** Exercise prompt **
Check each line of the material for the string "Nota", and copy the lines that have it.

** Data supplied **
================================

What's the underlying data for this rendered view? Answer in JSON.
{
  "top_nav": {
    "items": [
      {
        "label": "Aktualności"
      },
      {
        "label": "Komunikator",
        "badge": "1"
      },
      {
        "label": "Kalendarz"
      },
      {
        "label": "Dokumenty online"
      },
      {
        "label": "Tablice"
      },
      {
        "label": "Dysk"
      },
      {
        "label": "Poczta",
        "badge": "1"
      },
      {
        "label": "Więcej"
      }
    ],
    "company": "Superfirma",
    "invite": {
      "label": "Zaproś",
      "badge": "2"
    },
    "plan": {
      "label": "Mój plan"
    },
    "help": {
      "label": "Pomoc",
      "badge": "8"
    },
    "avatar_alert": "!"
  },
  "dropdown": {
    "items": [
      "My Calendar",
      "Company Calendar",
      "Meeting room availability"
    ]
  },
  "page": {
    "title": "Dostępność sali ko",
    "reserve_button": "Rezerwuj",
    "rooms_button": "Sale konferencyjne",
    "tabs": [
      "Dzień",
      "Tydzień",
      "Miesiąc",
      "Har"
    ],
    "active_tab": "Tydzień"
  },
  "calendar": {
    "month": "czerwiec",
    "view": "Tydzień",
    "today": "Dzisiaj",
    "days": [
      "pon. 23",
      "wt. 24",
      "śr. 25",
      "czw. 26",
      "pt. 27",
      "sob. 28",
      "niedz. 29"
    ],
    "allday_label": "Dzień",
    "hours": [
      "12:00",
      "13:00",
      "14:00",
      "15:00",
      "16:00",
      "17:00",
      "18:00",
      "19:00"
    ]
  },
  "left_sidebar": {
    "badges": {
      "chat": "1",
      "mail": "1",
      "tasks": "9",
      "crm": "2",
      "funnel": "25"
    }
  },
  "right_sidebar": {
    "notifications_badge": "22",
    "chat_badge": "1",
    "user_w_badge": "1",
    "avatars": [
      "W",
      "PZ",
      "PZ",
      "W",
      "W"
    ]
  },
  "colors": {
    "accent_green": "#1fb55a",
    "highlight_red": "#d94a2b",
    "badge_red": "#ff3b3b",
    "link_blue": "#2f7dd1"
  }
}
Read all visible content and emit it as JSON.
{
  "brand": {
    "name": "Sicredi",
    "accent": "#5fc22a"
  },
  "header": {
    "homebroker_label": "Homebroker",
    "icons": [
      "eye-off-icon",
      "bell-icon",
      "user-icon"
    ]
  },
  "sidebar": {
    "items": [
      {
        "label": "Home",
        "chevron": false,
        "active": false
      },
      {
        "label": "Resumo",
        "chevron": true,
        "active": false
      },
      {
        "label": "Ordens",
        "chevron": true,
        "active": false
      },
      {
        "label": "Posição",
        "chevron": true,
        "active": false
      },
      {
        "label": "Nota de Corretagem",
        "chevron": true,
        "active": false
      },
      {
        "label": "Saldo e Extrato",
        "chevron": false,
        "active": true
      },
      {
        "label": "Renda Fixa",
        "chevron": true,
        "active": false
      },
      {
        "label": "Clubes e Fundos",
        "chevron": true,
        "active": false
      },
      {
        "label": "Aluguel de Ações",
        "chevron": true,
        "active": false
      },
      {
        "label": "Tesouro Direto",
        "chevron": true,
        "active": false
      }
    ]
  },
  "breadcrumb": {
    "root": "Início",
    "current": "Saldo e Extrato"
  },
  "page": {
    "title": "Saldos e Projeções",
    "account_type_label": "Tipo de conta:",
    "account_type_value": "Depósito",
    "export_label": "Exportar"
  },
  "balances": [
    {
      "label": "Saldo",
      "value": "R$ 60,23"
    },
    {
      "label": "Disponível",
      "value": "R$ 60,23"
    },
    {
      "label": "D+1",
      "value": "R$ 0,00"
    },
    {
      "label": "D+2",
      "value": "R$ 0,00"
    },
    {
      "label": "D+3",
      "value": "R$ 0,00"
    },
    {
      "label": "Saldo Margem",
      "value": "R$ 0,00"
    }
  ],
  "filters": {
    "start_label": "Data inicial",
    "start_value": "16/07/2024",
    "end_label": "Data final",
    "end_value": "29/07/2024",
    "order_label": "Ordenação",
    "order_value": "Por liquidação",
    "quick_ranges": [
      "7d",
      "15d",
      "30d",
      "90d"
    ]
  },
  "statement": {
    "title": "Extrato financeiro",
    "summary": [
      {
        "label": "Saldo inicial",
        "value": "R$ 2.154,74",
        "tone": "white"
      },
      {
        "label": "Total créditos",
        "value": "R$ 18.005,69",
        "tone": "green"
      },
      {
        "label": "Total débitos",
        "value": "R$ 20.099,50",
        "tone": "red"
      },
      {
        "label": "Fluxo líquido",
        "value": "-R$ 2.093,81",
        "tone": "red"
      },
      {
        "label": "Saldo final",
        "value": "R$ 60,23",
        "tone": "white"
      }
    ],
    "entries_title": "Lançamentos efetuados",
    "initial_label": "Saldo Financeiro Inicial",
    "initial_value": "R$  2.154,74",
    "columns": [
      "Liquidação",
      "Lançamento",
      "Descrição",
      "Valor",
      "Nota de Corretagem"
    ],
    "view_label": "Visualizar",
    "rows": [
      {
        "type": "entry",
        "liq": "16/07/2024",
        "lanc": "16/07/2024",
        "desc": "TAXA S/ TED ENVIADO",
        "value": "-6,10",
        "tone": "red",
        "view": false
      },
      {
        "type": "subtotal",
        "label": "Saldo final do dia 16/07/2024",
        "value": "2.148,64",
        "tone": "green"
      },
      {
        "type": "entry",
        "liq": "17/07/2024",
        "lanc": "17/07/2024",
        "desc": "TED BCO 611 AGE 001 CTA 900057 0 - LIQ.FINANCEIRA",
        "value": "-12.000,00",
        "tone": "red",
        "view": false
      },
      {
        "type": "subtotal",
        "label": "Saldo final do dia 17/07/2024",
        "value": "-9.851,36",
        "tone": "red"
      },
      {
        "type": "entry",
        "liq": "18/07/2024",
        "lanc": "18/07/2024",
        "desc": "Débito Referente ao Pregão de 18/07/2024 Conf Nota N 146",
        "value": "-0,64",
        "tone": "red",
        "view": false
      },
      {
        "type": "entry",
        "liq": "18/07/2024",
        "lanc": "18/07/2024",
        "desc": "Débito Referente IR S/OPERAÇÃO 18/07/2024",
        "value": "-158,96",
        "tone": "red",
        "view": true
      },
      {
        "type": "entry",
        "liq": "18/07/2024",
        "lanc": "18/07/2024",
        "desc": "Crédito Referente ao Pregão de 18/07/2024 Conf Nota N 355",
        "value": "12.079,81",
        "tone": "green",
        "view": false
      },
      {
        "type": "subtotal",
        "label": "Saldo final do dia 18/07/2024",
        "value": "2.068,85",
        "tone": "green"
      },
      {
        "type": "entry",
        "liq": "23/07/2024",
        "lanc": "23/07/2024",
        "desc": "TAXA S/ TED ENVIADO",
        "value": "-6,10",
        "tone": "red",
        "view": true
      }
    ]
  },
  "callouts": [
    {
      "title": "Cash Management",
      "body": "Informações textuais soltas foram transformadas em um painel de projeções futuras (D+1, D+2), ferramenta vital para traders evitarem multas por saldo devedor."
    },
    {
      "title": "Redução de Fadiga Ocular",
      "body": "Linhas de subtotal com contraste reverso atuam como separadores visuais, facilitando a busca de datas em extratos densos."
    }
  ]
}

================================

** Response to the exercise **
        "label": "Nota de Corretagem",
      "Nota de Corretagem"
        "desc": "Débito Referente ao Pregão de 18/07/2024 Conf Nota N 146",
        "desc": "Crédito Referente ao Pregão de 18/07/2024 Conf Nota N 355",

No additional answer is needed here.